Review: When Real Life Adds an Unexpected Round to the Fugue

The artwork of fugue is an additive one, an art of sequence. In that compositional manner, a concept launched by a person voice is successively taken up by many others, overlapping, normally in augmented or diminished kind. Every new arrival affects what has appear prior to.

The veteran choreographer Zvi Gotheiner designed his “The Artwork of Fugue,” partly established to Bach’s composition of that title, at the start out of this year. His enterprise, ZviDance, filmed a model of it for Montclair Condition University’s Peak Performances sequence. It was a “by adding our voices collectively, we can continue to make artwork for the duration of a pandemic” piece.

But then, in late March, Gotheiner, who is also a beloved dance teacher, had a stroke, which partly paralyzed the remaining aspect of his physique.

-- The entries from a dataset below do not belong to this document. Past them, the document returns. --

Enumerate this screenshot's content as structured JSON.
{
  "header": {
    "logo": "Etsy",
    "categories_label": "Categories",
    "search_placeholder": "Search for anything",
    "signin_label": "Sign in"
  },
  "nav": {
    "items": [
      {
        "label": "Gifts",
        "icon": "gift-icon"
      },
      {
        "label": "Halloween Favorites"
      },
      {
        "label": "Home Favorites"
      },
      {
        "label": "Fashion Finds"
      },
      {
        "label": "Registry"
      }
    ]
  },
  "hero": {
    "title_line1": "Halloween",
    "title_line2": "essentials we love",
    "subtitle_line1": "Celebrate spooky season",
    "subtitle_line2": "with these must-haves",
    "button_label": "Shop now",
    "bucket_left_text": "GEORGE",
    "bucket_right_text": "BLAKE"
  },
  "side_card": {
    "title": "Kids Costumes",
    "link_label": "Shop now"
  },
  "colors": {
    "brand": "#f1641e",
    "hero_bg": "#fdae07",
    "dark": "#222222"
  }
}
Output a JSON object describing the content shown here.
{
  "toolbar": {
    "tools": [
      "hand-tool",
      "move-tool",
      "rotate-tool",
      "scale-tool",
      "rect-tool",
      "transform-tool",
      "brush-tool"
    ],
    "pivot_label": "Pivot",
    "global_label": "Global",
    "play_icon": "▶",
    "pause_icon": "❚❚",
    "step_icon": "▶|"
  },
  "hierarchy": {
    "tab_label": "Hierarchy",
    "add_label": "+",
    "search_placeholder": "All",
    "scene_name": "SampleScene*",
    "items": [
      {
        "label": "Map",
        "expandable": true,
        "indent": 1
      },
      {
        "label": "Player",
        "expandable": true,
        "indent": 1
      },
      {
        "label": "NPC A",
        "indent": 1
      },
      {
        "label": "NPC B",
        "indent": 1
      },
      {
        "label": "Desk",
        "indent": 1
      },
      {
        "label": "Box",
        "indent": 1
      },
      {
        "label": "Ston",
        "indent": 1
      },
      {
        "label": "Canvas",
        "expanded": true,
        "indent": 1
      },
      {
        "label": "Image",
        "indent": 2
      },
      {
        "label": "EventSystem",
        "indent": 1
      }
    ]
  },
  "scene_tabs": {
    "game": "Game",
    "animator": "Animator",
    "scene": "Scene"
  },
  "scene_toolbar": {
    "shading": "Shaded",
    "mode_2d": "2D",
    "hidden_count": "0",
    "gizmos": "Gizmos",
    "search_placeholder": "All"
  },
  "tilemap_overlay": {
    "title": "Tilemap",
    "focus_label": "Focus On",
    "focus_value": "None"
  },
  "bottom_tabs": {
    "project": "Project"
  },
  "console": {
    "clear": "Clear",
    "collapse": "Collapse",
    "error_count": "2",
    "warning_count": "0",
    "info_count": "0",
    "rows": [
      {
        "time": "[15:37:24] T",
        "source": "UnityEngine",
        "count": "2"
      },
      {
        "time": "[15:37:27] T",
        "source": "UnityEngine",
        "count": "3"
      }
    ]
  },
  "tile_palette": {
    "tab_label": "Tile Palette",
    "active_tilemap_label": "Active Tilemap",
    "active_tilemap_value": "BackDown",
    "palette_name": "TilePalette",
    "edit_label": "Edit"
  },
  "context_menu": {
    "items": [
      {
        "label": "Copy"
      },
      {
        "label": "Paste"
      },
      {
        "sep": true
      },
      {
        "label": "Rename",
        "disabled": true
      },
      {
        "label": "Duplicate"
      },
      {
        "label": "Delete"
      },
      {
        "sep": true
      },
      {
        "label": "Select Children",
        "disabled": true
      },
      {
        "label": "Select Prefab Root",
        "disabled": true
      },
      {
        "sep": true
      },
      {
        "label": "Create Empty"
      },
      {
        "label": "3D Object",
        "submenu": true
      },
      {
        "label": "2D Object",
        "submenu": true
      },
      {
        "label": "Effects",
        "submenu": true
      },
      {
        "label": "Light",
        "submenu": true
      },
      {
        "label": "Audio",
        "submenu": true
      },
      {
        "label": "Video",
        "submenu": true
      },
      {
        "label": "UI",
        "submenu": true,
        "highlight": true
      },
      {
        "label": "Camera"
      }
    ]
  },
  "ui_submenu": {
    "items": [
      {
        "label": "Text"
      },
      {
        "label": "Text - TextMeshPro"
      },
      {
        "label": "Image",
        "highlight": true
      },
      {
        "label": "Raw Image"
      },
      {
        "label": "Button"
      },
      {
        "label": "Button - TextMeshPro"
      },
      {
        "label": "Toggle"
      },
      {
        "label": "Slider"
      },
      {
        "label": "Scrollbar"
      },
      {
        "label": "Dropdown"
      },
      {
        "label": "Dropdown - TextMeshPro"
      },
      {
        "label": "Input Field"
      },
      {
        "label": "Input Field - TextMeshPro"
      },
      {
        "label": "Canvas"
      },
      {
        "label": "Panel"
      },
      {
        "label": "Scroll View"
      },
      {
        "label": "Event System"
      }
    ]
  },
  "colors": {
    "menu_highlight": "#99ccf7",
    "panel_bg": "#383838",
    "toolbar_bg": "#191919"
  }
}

And when his “Art of Fugue” experienced its stay premiere — at New York Dwell Arts on Thursday, with Gotheiner seeing in a wheelchair — understanding of that occasion, like a late-arriving voice, modified the work. Much more than right before, the dance registered as a struggle to preserve going, a function of restoration.

It starts in silence, as if at the get started of a rehearsal, with a couple dancers amid folding chairs doing work out a phrase or remembering one particular — clapping out a rhythm, translating it into motion. Gradually, the relaxation of the adept eight-member cast comes and joins in, and soon we are looking at and hearing counterpoint.

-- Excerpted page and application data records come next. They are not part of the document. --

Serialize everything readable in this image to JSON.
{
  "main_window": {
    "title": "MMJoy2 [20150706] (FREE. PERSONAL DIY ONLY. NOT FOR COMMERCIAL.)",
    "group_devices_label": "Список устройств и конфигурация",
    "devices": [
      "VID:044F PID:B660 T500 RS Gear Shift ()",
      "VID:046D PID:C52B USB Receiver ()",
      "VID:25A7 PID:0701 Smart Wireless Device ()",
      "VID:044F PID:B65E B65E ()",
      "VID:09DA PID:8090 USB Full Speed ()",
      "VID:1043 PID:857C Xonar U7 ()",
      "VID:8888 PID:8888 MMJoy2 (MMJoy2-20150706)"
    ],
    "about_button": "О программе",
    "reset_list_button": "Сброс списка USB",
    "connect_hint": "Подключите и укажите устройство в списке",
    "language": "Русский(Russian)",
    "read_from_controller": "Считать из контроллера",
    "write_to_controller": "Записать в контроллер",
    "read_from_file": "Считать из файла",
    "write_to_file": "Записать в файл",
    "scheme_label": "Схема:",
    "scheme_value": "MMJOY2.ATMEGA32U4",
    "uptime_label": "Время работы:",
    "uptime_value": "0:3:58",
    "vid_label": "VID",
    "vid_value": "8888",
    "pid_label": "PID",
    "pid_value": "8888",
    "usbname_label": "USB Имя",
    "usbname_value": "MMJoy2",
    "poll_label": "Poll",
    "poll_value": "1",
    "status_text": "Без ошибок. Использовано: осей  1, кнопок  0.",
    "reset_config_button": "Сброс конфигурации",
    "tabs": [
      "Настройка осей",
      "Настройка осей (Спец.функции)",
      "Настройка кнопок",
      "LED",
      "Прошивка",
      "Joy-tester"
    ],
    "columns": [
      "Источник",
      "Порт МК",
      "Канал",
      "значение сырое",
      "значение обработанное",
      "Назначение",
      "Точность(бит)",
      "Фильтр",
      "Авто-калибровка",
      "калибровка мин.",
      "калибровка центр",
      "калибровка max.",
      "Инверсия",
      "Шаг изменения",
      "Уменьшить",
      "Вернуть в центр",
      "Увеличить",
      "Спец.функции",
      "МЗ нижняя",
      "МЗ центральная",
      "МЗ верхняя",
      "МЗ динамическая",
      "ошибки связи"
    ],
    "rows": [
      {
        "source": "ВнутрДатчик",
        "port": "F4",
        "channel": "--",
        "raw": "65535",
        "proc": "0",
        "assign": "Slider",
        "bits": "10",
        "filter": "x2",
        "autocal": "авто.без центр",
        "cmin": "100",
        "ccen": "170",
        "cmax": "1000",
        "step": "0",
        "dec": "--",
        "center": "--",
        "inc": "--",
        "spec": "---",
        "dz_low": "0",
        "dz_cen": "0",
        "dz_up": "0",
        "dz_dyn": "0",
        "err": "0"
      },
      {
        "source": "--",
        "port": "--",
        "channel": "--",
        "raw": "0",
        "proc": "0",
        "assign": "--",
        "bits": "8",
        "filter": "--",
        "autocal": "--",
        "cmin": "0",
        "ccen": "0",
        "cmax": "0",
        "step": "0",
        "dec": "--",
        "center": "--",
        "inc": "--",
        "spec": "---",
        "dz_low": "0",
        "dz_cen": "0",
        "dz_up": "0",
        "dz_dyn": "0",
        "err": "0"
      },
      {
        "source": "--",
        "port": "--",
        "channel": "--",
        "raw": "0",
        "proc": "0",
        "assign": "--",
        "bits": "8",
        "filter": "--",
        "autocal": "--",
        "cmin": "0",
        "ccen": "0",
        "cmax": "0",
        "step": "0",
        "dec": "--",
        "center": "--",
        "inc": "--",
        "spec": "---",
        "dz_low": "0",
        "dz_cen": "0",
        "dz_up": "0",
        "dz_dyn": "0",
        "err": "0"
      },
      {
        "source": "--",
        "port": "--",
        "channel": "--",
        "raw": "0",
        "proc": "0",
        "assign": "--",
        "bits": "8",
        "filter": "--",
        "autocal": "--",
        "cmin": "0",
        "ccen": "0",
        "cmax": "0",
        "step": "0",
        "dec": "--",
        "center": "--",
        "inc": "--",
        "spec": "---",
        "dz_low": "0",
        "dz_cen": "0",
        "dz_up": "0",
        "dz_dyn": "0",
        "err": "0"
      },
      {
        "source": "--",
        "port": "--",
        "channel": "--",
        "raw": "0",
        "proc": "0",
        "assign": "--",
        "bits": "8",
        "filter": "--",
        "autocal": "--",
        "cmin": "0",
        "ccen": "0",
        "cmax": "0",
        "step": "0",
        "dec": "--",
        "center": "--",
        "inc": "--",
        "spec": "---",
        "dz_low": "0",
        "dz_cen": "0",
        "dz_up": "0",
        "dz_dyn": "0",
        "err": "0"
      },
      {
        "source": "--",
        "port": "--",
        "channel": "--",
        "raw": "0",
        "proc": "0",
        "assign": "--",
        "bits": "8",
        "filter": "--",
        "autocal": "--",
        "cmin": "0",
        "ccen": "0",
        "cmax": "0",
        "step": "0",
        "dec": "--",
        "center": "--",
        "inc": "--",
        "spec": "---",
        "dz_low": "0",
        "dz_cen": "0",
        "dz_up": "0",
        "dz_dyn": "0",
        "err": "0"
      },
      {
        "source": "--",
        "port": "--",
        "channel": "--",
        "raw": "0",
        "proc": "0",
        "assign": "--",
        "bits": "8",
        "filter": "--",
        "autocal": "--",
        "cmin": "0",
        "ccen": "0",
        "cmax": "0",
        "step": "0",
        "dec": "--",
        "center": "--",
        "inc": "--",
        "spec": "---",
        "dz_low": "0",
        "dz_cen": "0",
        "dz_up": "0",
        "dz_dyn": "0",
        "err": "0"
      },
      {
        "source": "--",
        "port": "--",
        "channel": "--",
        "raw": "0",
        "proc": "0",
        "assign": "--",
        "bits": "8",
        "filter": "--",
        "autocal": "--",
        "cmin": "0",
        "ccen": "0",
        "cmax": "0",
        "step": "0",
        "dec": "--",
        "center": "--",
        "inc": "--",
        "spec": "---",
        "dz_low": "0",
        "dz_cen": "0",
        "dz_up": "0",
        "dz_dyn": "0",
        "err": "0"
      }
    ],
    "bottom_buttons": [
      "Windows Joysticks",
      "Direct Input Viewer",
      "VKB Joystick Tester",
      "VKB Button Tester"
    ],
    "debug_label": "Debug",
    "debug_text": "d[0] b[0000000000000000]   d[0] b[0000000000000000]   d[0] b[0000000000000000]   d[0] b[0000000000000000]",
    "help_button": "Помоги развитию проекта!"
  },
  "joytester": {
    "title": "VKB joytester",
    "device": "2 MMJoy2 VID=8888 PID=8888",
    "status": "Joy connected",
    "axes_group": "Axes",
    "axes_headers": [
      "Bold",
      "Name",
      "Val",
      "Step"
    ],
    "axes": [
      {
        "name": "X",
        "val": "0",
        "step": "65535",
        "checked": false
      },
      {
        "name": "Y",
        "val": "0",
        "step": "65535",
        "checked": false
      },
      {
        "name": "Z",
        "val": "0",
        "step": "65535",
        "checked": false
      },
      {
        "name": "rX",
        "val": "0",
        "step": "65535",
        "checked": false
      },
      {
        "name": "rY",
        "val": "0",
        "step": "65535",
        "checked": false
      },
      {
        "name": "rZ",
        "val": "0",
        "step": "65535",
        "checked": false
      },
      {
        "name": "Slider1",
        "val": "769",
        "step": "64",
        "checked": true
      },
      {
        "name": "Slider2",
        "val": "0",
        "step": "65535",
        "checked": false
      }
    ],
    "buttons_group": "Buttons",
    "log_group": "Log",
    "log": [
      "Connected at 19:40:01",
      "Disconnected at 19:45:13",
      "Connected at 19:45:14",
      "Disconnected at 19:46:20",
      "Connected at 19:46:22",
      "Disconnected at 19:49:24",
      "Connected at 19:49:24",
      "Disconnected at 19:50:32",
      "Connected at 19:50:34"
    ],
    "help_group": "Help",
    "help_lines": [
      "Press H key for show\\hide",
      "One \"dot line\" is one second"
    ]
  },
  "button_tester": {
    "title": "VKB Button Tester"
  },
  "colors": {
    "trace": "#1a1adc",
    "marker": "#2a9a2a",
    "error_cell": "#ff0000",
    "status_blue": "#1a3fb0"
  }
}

When the to start with Bach recording plays, the relationship is clear. With out strictly mirroring the musical voices, the eclectic choreography mimics fugal form. It is extremely attuned to Bach’s rhythms, sounding them out with people-dance footwork. Robust, expansive, it does not handle the Bach politely. It rides the Baroque like a bronco.

And there are other voices. Joshua Higgason’s video projections often multiply a soloist’s impression, each copy or visible echo delayed so that the solo turns into a spherical. Other instances, the online video doubles blur, in a woozy double-eyesight impact. Typically the movie angle is from overhead, developing viewpoint shifts that the choreography also plays with: An early segment returns afterwards in a diverse orientation, as if the place had rotated 90 degrees.

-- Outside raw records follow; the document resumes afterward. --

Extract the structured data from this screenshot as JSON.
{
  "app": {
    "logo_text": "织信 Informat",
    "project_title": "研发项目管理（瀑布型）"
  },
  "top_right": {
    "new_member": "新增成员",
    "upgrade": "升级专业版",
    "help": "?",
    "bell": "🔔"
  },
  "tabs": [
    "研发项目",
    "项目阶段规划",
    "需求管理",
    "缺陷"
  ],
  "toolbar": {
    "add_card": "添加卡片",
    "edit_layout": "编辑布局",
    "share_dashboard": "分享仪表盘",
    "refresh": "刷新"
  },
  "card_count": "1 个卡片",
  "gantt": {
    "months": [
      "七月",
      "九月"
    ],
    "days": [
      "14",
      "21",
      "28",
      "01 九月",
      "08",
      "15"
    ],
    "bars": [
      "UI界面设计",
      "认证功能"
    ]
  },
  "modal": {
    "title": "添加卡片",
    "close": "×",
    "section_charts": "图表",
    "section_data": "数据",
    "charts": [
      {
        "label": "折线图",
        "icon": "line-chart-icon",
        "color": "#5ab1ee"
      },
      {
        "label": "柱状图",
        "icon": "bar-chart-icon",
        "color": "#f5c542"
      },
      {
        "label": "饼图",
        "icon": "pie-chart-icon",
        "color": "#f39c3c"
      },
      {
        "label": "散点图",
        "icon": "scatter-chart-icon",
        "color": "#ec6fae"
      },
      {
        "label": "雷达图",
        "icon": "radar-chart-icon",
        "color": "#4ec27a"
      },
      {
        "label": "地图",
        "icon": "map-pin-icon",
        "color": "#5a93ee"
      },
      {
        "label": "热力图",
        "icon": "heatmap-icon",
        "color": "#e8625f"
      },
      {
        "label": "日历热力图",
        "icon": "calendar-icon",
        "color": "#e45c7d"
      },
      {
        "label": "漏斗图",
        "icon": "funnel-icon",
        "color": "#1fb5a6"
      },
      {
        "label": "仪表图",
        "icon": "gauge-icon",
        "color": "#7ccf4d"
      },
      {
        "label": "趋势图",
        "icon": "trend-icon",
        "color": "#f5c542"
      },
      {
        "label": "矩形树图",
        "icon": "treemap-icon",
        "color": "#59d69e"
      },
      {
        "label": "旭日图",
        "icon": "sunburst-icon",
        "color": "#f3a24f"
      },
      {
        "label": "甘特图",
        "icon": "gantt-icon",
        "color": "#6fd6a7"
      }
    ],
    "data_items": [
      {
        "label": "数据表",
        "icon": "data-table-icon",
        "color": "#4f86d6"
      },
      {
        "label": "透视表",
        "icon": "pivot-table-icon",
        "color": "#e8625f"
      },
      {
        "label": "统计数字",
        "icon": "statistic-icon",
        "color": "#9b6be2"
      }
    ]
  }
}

This is all intriguing, even if some of the video effects seem gratuitous (the dancer trapped in a virtual web) or just odd (a fuzzy doughnut condition). The really obtrusive, diminishing voice is the digital tunes that alternates with the Bach, by Gotheiner’s longtime collaborator Scott Killian. With its minimal growls and excitement-saw leap-scares, it appears like unused scraps from a Hans Zimmer rating for “Inception” or “Dune.”

Rather than currently being out of character with the choreography, even though, Killian’s score regrettably matches a excellent of unconvincing emotional excessive in it. Even the Bach sections are laden with portentous, hefty-handed gestures, making an attempt way too really hard to squeeze out the which means in Bach’s math. An early solo by the arrow-like Nat Wilson is compellingly schizophrenic, but considerably else overshoots, like the ending, which seems to be like a 12-stage conference for dancers who have misplaced their feeling of harmony.

On Thursday, however, this ending was not quite the close. And what happened next was theatrical and more than-the-top rated and fully persuasive. All through the bows, Gotheiner arrived in his wheelchair. In response to a standing ovation from followers and pupils, he rose to his toes. And walked. And enable go of his cane to elevate his ideal arm. It was like one thing not out of a Bach fugue, but a Bach mass.

The Artwork of Fugue

By Saturday at New York Stay Arts in Manhattan